Koalas do not belong to the category of bears. English-speaking people of the 18th century referred to them that way because of their resemblance with bears. Though the term koala bears is still in use, it is incorrect to refer to koalas as bears.
Koalas, the extremely cute-looking and cuddly species of marsupials, are found in abundance in Australian states like Queensland, Victoria, New South Wales and some places in eastern and southern Australia. The fact that koalas have established their habitat in the eucalyptus forests and coastal islands of eastern and southern Australia doesn't come as a surprise as their diet mainly consists of eucalyptus leaves which are found in abundance in this region. Eucalyptus trees don't just fulfill their food requirements, but also protect them against their predators; that explains why they spend most of their time on these trees.
Koalas are known to feed on the leaves of different species of eucalyptus trees found in their native habitat. These leaves don't just provide them all the necessary nutrients, but also fulfill their water requirements, as 50 percent of the content of eucalyptus leaves is water. At times, they also feed on the bark and buds of the eucalyptus trees. They usually spend 3-4 hours of the day feeding, while most of the remaining part of the day is spent resting.
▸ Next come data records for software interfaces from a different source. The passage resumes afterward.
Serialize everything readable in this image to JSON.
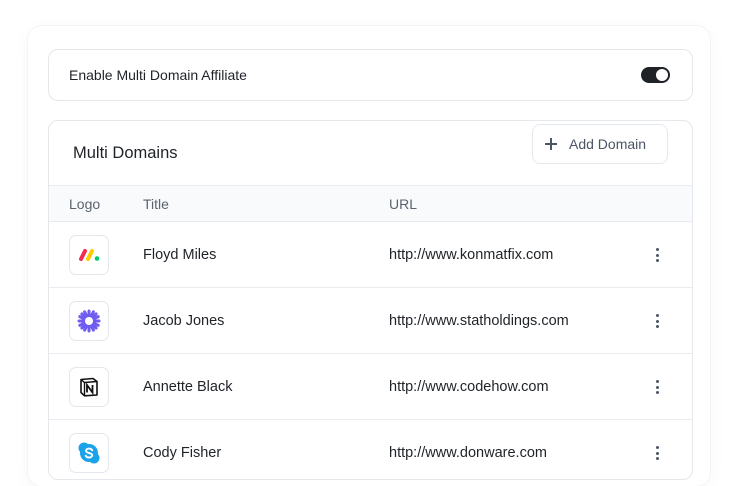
{
  "settings": {
    "toggle_label": "Enable Multi Domain Affiliate",
    "toggle_on": true
  },
  "domains": {
    "title": "Multi Domains",
    "add_label": "Add Domain",
    "columns": {
      "logo": "Logo",
      "title": "Title",
      "url": "URL"
    },
    "rows": [
      {
        "logo": "monday-logo",
        "title": "Floyd Miles",
        "url": "http://www.konmatfix.com"
      },
      {
        "logo": "zapier-logo",
        "title": "Jacob Jones",
        "url": "http://www.statholdings.com"
      },
      {
        "logo": "notion-logo",
        "title": "Annette Black",
        "url": "http://www.codehow.com"
      },
      {
        "logo": "skype-logo",
        "title": "Cody Fisher",
        "url": "http://www.donware.com"
      }
    ]
  },
  "colors": {
    "toggle_active": "#1f2328",
    "monday_red": "#f62b54",
    "monday_yellow": "#ffcc00",
    "monday_green": "#00ca72",
    "zapier_purple": "#6f5cf0",
    "skype_blue": "#1aa3e8"
  }
}
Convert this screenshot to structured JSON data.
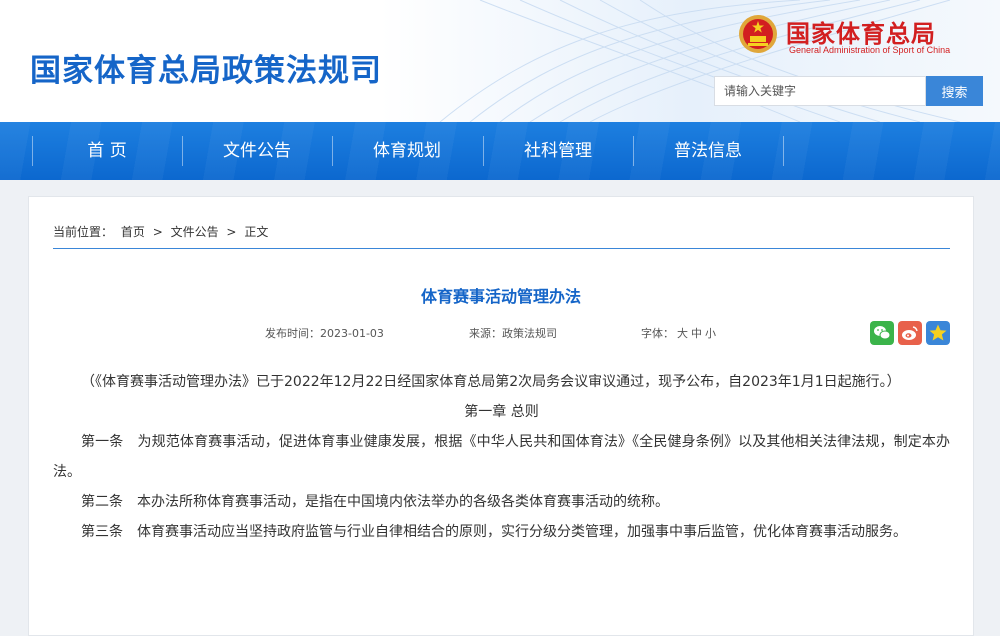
{
  "header": {
    "site_title": "国家体育总局政策法规司",
    "org_name_cn": "国家体育总局",
    "org_name_en": "General Administration of Sport of China",
    "search_placeholder": "请输入关键字",
    "search_button": "搜索"
  },
  "nav": {
    "items": [
      {
        "label": "首 页"
      },
      {
        "label": "文件公告"
      },
      {
        "label": "体育规划"
      },
      {
        "label": "社科管理"
      },
      {
        "label": "普法信息"
      }
    ]
  },
  "breadcrumb": {
    "prefix": "当前位置：",
    "items": [
      "首页",
      "文件公告",
      "正文"
    ],
    "separator": ">"
  },
  "article": {
    "title": "体育赛事活动管理办法",
    "date_label": "发布时间：2023-01-03",
    "source_label": "来源：政策法规司",
    "font_size_label": "字体：",
    "font_sizes": [
      "大",
      "中",
      "小"
    ],
    "paragraphs": [
      "（《体育赛事活动管理办法》已于2022年12月22日经国家体育总局第2次局务会议审议通过，现予公布，自2023年1月1日起施行。）",
      "第一章 总则",
      "第一条　为规范体育赛事活动，促进体育事业健康发展，根据《中华人民共和国体育法》《全民健身条例》以及其他相关法律法规，制定本办法。",
      "第二条　本办法所称体育赛事活动，是指在中国境内依法举办的各级各类体育赛事活动的统称。",
      "第三条　体育赛事活动应当坚持政府监管与行业自律相结合的原则，实行分级分类管理，加强事中事后监管，优化体育赛事活动服务。"
    ]
  },
  "share": {
    "icons": [
      "wechat-icon",
      "weibo-icon",
      "favorite-star-icon"
    ],
    "colors": {
      "wechat": "#3bb44a",
      "weibo": "#e8614b",
      "favorite": "#3a86d8"
    }
  },
  "colors": {
    "brand_blue": "#1565c8",
    "nav_blue": "#0c68cf",
    "org_red": "#d21f20"
  }
}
Koalas are extremely choosy and fussy about their diet, and are well aware of the existence of all the various species of eucalyptus trees. As per statistics, there exists around 650 species of eucalyptus trees in the eucalyptus forests of Australia, but a koala's preference lies with just two or three of the species. They are not only particular about the species of eucalyptus tree leaves that they feed on, but their attention to detail is such that, they consume the leaves and buds only after they have reached a particular stage of maturation.
The species of eucalyptus tree chosen by the koala for feeding, also depends on the area of its habitat. Koalas residing in the southern region of Australia, prefer feeding on eucalyptus trees like the swamp gum and manna gum, while those residing in the northern areas, prefer species like blue gum, gray gum and red gum. Other favorite species of eucalyptus trees include yellow box, small-leafed peppermint, tallow wood, river red gum and drooping red gum.
Apart from eucalyptus leaves, koalas occasionally feed on wattle, paper bark, pine trees, cherry trees and tea trees. At times, they also climb down the trees to eat gravel and soil, to fulfill their requirement of minerals and help them to digest the eucalyptus leaves. Koalas hardly stay on ground and the moment they are done with the feeding, they climb back safely to their respective trees.
Eucalyptus leaves consist of approximately 13% tannins, 2% minerals, 50% water, 18% fiber, 8% fat, 5% carbohydrates and 4% proteins. They also contain toxic oils that are extremely poisonous to other animals, but, the Koala bears, the Greater glider and the Ringtail possums are the only three mammals that can survive on a eucalyptus leaves diet. It might seem surprising how koalas can survive on such a diet, but, nature has equipped them with extraordinary mechanisms that ensure their survival.
Their digestive system has specialized adaptations that detoxify the toxic oils in the eucalyptus leaves, and this detoxification process is also aided by their liver which produces glucuronic acid. Glucuronic acid enables koalas to quickly excrete all the toxins. Koalas also have an additional part in their digestive tract, known as the 'cecum', that breaks down the food further and aids in digestion. Koalas have a very slow metabolic rate, that allows them to retain food and energy for a longer period of time.